Defining ecologically-relevant scales for spatial protection using long-term data on an endangered seabird and local prey availability
- Subject Areas
- Conservation Biology, Ecology, Marine Biology
- Benguela upwelling ecosystem, Jasus lalandii, Phalacrocorax neglectus, rock lobster, marine protected areas, seabird conservation, marine spatial planning
- © 2016 Sherley et al.
- This is an open access article distributed under the terms of the Creative Commons Attribution License, which permits unrestricted use, distribution, reproduction and adaptation in any medium and for any purpose provided that it is properly attributed. For attribution, the original author(s), title, publication source (PeerJ Preprints) and either DOI or URL of the article must be cited.
- Cite this article
- 2016. Defining ecologically-relevant scales for spatial protection using long-term data on an endangered seabird and local prey availability. PeerJ Preprints 4:e2122v1 https://doi.org/10.7287/peerj.preprints.2122v1

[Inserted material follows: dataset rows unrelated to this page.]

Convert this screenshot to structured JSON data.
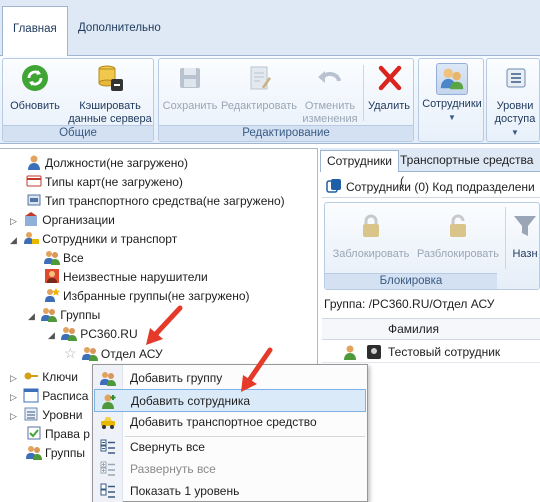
{
  "tabs": [
    "Главная",
    "Дополнительно"
  ],
  "ribbon": {
    "groups": {
      "general": "Общие",
      "editing": "Редактирование"
    },
    "buttons": {
      "refresh": "Обновить",
      "cache_line1": "Кэшировать",
      "cache_line2": "данные сервера",
      "save": "Сохранить",
      "edit": "Редактировать",
      "undo_line1": "Отменить",
      "undo_line2": "изменения",
      "delete": "Удалить",
      "employees": "Сотрудники",
      "levels_line1": "Уровни",
      "levels_line2": "доступа"
    }
  },
  "tree": {
    "items": [
      "Должности(не загружено)",
      "Типы карт(не загружено)",
      "Тип транспортного средства(не загружено)",
      "Организации",
      "Сотрудники и транспорт",
      "Все",
      "Неизвестные нарушители",
      "Избранные группы(не загружено)",
      "Группы",
      "PC360.RU",
      "Отдел АСУ",
      "Ключи",
      "Расписа",
      "Уровни",
      "Права р",
      "Группы"
    ]
  },
  "right": {
    "tabs": [
      "Сотрудники",
      "Транспортные средства ("
    ],
    "subtitle": "Сотрудники (0) Код подразделени",
    "block": "Заблокировать",
    "unblock": "Разблокировать",
    "assign": "Назн",
    "block_group": "Блокировка",
    "group_path": "Группа: /PC360.RU/Отдел АСУ",
    "col_surname": "Фамилия",
    "row_name": "Тестовый сотрудник"
  },
  "context_menu": {
    "items": [
      "Добавить группу",
      "Добавить сотрудника",
      "Добавить транспортное средство",
      "Свернуть все",
      "Развернуть все",
      "Показать 1 уровень"
    ]
  },
  "colors": {
    "highlight": "#dbeaf9",
    "arrow": "#e53a2a",
    "ribbon_bg": "#e4edf8"
  }
}
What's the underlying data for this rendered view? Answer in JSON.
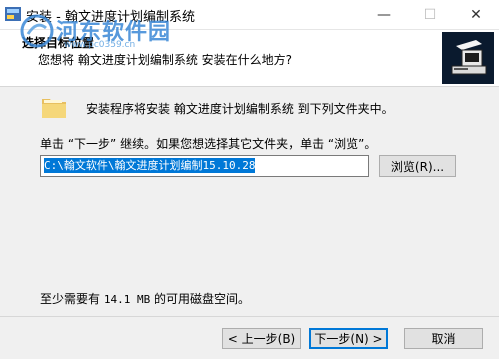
{
  "window": {
    "title": "安装 - 翰文进度计划编制系统",
    "minimize_glyph": "—",
    "maximize_glyph": "☐",
    "close_glyph": "✕"
  },
  "header": {
    "title": "选择目标位置",
    "subtitle": "您想将 翰文进度计划编制系统 安装在什么地方?"
  },
  "watermark": {
    "text": "河东软件园",
    "url": "www.pc0359.cn"
  },
  "body": {
    "intro": "安装程序将安装 翰文进度计划编制系统 到下列文件夹中。",
    "instruction": "单击 “下一步” 继续。如果您想选择其它文件夹，单击 “浏览”。",
    "path_value": "C:\\翰文软件\\翰文进度计划编制15.10.28",
    "browse_label": "浏览(R)...",
    "space_prefix": "至少需要有 ",
    "space_value": "14.1 MB",
    "space_suffix": " 的可用磁盘空间。"
  },
  "footer": {
    "back_label": "< 上一步(B)",
    "next_label": "下一步(N) >",
    "cancel_label": "取消"
  },
  "colors": {
    "selection": "#0078d7",
    "header_icon_bg": "#0a1a2e",
    "watermark": "#3a88d6"
  },
  "icons": {
    "app": "installer-icon",
    "folder": "folder-icon",
    "header": "computer-install-icon"
  }
}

Human activities are important drivers of marine ecosystem functioning. However, teasing apart the synergistic effects of fishing and environmental variability on the prey base of non-target predators is difficult, often because estimates of prey availability on appropriate scales are lacking. Hence, understanding the links between direct measures of prey abundance and population change can help integrate the needs of non-target predators into fisheries management. Here we investigated the local population response (number of breeders) of bank cormorants Phalacrocorax neglectus, an Endangered seabird, to the availability of its prey, the heavily-fished West Coast rock lobster Jasus lalandii. Using Bayesian state-space modelled counts of cormorants at three colonies, 22 years of fisheries-independent data on local lobster abundance and generalized additive modelling, we determined the spatial-scale pertinent to these relationships in areas of differing lobster abundance. Cormorant numbers responded positively to rock lobster availability in the regions of intermediate and high abundance, but not where regime shifts and fishing pressure have made rock lobster scarce. However, the spatial scale (30 km) at which the relationships were strongest was greater than the cormorants’ foraging range when breeding. Prey availability in the non-breeding season, prey switching and prey ecology can all influence neritic seabirds and should be considered in marine spatial planning. Crucially, though, our results highlight the potential for small-scale marine protected areas (MPAs) to benefit top predators over their full-life cycle by protecting their prey. Precautionary implementation of MPAs, with robust assessment and adaptive-management, could protect predators and their prey without negatively impacting dependent fisheries.
This is a preprint submission to PeerJ Preprints. The manuscript is to be submitted to Conservation Biology.